▶ Exercise material:
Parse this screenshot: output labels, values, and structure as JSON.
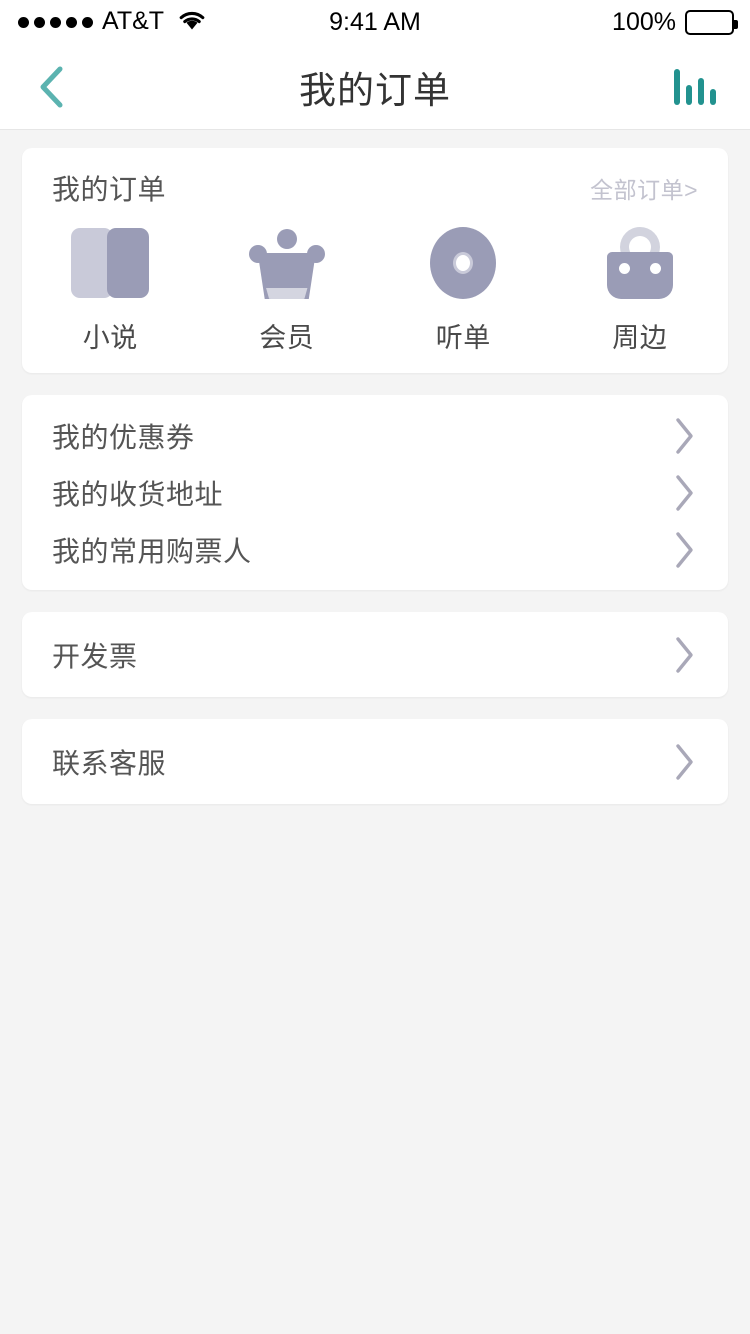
{
  "status_bar": {
    "carrier": "AT&T",
    "signal_dots": 5,
    "wifi_icon": "wifi-icon",
    "time": "9:41 AM",
    "battery_percent": "100%",
    "battery_level": 100
  },
  "nav_bar": {
    "back_icon": "chevron-left-icon",
    "title": "我的订单",
    "right_icon": "bar-chart-icon",
    "accent_color": "#5bb3b0"
  },
  "order_card": {
    "title": "我的订单",
    "more_label": "全部订单>",
    "items": [
      {
        "label": "小说",
        "icon": "book-icon"
      },
      {
        "label": "会员",
        "icon": "crown-icon"
      },
      {
        "label": "听单",
        "icon": "disc-icon"
      },
      {
        "label": "周边",
        "icon": "bag-icon"
      }
    ]
  },
  "menu_card": {
    "rows": [
      {
        "label": "我的优惠券",
        "chevron": "chevron-right-icon"
      },
      {
        "label": "我的收货地址",
        "chevron": "chevron-right-icon"
      },
      {
        "label": "我的常用购票人",
        "chevron": "chevron-right-icon"
      }
    ]
  },
  "invoice_card": {
    "label": "开发票",
    "chevron": "chevron-right-icon"
  },
  "support_card": {
    "label": "联系客服",
    "chevron": "chevron-right-icon"
  },
  "colors": {
    "page_background": "#f4f4f4",
    "card_background": "#ffffff",
    "accent_teal": "#5bb3b0",
    "icon_purple_dark": "#9a9cb6",
    "icon_purple_light": "#c9cad9",
    "text_primary": "#555555",
    "text_muted": "#c3c3cf",
    "chevron_grey": "#a9a8b8"
  }
}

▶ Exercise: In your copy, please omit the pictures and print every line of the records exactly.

▶ Response area:
Parse this screenshot: output labels, values, and structure as JSON.
{
  "status_bar": {
    "carrier": "AT&T",
    "signal_dots": 5,
    "wifi_icon": "wifi-icon",
    "time": "9:41 AM",
    "battery_percent": "100%",
    "battery_level": 100
  },
  "nav_bar": {
    "back_icon": "chevron-left-icon",
    "title": "我的订单",
    "right_icon": "bar-chart-icon",
    "accent_color": "#5bb3b0"
  },
  "order_card": {
    "title": "我的订单",
    "more_label": "全部订单>",
    "items": [
      {
        "label": "小说",
        "icon": "book-icon"
      },
      {
        "label": "会员",
        "icon": "crown-icon"
      },
      {
        "label": "听单",
        "icon": "disc-icon"
      },
      {
        "label": "周边",
        "icon": "bag-icon"
      }
    ]
  },
  "menu_card": {
    "rows": [
      {
        "label": "我的优惠券",
        "chevron": "chevron-right-icon"
      },
      {
        "label": "我的收货地址",
        "chevron": "chevron-right-icon"
      },
      {
        "label": "我的常用购票人",
        "chevron": "chevron-right-icon"
      }
    ]
  },
  "invoice_card": {
    "label": "开发票",
    "chevron": "chevron-right-icon"
  },
  "support_card": {
    "label": "联系客服",
    "chevron": "chevron-right-icon"
  },
  "colors": {
    "page_background": "#f4f4f4",
    "card_background": "#ffffff",
    "accent_teal": "#5bb3b0",
    "icon_purple_dark": "#9a9cb6",
    "icon_purple_light": "#c9cad9",
    "text_primary": "#555555",
    "text_muted": "#c3c3cf",
    "chevron_grey": "#a9a8b8"
  }
}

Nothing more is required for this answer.